++++ Supplied material ++++

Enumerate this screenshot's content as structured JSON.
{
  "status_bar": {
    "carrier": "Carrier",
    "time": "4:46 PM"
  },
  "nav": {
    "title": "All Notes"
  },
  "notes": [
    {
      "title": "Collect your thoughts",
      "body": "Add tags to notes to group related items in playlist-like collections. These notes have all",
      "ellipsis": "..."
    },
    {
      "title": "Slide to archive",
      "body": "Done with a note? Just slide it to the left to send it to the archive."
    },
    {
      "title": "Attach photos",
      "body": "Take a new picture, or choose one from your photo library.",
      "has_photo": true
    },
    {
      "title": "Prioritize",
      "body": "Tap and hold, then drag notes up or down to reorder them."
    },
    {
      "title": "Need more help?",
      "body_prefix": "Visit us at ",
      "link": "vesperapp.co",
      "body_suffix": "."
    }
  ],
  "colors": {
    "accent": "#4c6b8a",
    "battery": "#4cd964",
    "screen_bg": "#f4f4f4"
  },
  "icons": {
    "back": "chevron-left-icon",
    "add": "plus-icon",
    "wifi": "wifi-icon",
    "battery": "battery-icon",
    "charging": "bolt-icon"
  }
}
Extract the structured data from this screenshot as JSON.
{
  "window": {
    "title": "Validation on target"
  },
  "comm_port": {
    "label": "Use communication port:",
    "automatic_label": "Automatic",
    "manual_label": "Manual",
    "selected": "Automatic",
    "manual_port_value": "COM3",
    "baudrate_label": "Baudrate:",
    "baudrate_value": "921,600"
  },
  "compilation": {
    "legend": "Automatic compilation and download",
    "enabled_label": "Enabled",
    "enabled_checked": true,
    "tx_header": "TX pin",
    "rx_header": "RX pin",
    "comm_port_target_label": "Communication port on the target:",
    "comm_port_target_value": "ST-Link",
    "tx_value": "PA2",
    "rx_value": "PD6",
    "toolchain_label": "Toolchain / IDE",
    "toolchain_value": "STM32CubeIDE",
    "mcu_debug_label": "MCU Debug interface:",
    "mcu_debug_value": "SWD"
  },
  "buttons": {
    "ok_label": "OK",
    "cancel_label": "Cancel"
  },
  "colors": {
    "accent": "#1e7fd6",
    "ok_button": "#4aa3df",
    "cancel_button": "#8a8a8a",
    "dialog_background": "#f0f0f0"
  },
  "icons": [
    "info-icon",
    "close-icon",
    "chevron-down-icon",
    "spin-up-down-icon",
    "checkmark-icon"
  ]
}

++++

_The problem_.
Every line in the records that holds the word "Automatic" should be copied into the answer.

_Result_.
    "automatic_label": "Automatic",
    "selected": "Automatic",
    "legend": "Automatic compilation and download",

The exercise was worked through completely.